__What you are asked to do__:
Scan the lines below for the word "Photos". Copy each line you find it in.

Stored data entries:
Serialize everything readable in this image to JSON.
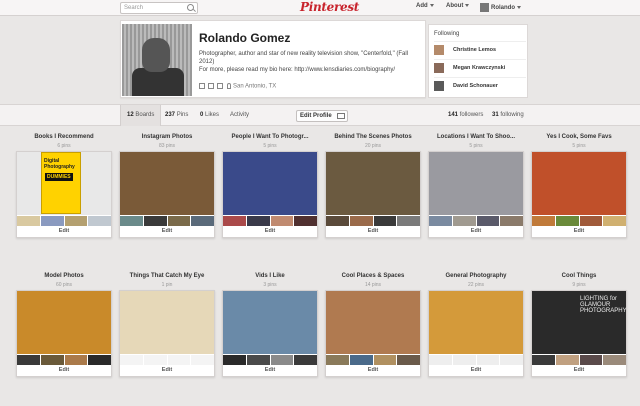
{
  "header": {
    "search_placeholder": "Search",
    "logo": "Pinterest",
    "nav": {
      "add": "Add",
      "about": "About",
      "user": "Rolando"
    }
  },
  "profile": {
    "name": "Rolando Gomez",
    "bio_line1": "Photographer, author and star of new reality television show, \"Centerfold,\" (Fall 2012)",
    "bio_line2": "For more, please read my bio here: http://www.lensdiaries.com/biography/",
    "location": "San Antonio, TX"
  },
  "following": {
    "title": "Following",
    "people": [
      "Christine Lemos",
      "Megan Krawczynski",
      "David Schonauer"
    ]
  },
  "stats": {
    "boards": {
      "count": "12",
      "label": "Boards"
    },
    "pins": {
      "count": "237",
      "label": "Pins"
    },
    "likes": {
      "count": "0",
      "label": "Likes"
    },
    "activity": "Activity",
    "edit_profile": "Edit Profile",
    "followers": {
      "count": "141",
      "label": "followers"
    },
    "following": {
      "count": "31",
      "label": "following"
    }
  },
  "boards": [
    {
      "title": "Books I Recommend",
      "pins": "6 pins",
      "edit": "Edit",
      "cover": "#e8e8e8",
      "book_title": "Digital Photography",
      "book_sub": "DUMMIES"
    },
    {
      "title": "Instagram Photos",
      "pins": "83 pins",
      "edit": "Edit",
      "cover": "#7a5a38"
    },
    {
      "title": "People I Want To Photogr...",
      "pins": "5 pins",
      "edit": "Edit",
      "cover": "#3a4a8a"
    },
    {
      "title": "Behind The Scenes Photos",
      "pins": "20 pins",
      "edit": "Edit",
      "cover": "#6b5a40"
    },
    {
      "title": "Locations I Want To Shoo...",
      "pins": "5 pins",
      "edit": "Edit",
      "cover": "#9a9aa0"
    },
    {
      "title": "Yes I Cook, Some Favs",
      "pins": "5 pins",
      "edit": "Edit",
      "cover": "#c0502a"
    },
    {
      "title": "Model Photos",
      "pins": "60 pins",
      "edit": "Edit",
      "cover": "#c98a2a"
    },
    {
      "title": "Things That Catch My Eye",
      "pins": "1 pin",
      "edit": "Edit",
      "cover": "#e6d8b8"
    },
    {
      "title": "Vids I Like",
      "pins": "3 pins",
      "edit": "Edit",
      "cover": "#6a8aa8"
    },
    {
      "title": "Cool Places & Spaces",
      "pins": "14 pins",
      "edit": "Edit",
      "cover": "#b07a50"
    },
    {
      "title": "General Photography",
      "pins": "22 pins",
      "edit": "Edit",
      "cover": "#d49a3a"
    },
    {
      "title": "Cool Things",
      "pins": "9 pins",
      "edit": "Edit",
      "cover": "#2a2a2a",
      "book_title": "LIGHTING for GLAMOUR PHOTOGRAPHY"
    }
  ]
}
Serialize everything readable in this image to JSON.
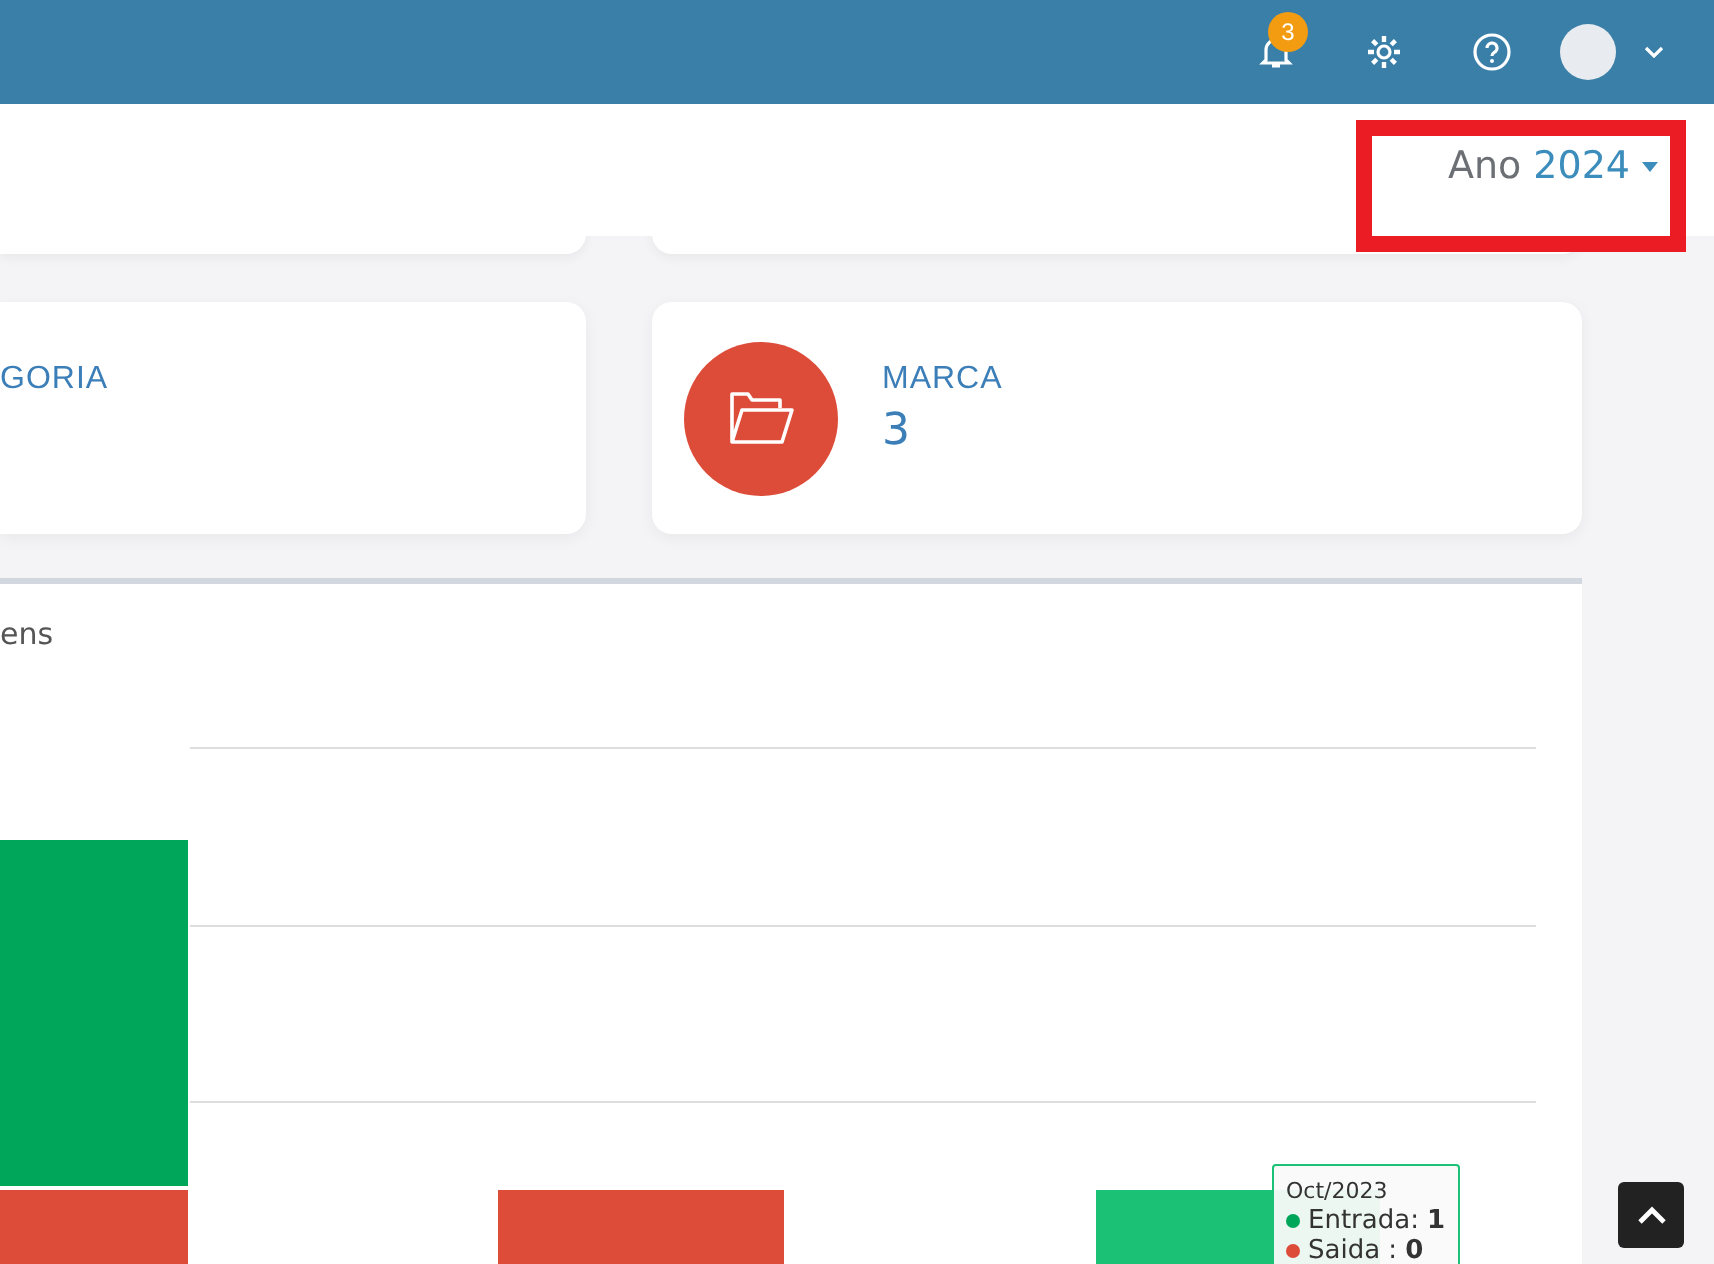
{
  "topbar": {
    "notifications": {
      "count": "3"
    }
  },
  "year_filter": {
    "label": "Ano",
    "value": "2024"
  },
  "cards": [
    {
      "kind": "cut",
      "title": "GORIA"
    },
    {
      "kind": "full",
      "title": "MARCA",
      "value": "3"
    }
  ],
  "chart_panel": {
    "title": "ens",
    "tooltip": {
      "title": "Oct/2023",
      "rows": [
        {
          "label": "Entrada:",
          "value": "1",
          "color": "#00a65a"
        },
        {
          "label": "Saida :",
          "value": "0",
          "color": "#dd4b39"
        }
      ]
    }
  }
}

__Result of the exercise__:
      "title": "Instagram Photos",
      "title": "Behind The Scenes Photos",
      "title": "Model Photos",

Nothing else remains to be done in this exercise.